### Your instructions
Lines holding the string "subtitle" are the ones to copy from this listing.

### Material supplied
-- Opening Marker --
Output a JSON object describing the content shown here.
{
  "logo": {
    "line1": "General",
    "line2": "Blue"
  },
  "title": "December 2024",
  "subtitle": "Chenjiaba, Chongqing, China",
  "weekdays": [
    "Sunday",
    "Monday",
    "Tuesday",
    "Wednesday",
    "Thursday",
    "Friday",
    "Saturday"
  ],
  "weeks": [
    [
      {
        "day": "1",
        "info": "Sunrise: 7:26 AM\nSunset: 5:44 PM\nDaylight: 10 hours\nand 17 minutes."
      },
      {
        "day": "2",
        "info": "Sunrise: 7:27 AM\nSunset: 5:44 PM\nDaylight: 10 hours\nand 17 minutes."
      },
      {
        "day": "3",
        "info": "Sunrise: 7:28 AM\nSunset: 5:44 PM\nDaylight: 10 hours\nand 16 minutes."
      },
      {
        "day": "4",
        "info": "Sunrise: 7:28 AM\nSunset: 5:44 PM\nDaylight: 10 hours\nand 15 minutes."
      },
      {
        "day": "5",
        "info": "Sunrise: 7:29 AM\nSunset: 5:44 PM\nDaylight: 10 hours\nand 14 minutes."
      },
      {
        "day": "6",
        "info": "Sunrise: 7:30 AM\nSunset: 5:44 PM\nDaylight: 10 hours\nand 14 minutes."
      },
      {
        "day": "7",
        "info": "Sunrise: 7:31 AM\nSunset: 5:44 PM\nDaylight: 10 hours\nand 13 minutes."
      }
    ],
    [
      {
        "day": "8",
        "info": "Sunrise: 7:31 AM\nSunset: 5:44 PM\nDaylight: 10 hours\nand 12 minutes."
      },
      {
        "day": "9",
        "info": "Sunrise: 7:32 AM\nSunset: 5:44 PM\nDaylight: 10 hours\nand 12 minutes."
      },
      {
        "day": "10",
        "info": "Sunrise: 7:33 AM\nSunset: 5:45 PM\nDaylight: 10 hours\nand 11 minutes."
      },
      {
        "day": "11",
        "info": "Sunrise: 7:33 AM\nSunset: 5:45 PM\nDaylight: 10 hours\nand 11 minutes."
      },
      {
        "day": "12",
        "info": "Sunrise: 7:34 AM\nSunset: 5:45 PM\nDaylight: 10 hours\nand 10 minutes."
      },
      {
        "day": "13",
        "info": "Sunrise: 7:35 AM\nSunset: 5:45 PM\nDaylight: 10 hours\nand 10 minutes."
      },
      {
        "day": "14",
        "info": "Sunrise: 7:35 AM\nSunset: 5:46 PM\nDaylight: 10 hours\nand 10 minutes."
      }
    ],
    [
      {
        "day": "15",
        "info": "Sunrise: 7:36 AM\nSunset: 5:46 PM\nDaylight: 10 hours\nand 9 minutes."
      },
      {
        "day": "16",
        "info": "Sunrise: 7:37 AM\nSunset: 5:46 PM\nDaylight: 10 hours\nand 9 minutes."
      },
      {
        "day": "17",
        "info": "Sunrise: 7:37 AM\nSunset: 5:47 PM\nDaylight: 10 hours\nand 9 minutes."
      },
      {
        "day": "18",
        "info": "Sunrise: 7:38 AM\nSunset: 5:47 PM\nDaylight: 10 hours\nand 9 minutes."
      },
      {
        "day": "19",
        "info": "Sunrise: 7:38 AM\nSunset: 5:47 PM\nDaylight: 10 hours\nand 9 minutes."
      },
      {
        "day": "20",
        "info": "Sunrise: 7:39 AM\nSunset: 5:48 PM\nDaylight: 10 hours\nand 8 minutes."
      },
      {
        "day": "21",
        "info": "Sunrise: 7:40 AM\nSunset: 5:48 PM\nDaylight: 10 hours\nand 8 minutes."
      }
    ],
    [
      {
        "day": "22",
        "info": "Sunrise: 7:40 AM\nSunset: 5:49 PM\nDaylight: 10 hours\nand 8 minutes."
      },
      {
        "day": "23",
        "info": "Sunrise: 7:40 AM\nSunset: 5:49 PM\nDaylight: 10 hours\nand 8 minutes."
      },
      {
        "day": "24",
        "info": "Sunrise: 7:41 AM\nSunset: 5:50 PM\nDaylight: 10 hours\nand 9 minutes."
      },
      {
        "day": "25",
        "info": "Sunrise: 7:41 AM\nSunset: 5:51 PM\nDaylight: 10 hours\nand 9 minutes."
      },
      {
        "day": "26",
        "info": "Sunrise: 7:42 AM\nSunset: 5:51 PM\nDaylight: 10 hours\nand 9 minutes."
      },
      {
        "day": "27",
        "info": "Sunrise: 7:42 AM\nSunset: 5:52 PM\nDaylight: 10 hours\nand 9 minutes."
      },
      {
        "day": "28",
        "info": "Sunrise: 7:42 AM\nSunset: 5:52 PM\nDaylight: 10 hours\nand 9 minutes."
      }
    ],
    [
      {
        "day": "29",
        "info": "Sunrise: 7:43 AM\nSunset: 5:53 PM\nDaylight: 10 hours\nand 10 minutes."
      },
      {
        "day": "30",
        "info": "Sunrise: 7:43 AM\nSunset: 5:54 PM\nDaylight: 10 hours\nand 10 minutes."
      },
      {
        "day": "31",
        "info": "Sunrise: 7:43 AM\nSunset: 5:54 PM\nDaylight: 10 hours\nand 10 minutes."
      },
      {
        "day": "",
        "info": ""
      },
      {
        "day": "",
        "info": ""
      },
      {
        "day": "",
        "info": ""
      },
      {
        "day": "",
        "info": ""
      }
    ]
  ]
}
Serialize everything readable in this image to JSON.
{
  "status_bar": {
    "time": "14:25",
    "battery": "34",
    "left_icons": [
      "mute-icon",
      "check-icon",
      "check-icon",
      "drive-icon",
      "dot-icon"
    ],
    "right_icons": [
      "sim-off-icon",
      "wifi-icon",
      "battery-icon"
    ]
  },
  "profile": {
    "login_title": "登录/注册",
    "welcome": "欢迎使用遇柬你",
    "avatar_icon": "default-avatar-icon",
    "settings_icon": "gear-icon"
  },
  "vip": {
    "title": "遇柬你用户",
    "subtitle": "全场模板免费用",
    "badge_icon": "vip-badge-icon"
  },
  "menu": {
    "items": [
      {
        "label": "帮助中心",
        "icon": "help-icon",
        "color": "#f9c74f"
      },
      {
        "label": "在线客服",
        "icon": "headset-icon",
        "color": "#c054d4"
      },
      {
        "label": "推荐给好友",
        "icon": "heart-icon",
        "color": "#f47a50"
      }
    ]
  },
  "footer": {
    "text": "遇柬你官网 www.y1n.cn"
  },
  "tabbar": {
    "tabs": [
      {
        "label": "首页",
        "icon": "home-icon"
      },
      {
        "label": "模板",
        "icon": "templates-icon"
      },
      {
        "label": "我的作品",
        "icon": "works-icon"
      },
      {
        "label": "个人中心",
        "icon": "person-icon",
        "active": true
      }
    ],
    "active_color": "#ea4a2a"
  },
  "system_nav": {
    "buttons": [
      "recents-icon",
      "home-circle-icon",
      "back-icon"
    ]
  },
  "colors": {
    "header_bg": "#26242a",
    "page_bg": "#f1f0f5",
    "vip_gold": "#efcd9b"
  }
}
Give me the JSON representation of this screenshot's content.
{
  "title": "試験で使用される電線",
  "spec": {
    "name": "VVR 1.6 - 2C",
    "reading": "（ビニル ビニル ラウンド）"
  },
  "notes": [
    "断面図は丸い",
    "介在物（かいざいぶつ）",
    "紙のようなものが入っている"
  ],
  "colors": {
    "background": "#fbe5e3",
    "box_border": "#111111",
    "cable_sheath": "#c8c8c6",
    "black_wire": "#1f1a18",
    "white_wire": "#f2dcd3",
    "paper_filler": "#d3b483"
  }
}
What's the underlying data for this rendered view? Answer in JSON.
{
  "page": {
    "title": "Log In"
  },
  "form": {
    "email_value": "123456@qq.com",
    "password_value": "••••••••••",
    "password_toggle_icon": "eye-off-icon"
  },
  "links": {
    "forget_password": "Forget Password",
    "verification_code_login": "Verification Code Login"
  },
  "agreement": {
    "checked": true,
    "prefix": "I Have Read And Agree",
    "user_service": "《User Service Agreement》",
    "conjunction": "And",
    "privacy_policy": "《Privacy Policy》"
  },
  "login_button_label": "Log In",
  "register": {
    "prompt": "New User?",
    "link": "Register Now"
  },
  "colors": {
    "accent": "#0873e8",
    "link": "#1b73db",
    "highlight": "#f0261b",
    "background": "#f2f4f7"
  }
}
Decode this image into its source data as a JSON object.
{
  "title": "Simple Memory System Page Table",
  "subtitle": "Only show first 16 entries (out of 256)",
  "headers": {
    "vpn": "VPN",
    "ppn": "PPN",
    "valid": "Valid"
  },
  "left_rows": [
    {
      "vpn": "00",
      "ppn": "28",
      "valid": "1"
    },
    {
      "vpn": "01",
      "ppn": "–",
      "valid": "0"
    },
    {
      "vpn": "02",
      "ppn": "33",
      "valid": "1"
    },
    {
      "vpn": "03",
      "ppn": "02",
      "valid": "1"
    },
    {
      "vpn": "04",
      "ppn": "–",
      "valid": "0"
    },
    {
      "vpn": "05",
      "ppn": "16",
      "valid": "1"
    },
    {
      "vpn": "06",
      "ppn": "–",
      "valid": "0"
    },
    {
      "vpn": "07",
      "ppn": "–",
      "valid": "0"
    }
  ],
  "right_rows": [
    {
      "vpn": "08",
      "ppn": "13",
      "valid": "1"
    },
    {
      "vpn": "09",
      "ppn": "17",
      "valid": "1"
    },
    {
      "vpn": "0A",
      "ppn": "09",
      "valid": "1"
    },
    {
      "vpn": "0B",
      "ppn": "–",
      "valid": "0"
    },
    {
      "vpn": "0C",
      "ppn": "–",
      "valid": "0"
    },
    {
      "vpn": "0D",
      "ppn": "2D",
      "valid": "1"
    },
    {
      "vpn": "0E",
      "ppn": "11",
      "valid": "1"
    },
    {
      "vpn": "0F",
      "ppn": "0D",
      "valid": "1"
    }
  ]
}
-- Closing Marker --
### Task solution
  "subtitle": "Chenjiaba, Chongqing, China",
    "subtitle": "全场模板免费用",
  "subtitle": "Only show first 16 entries (out of 256)",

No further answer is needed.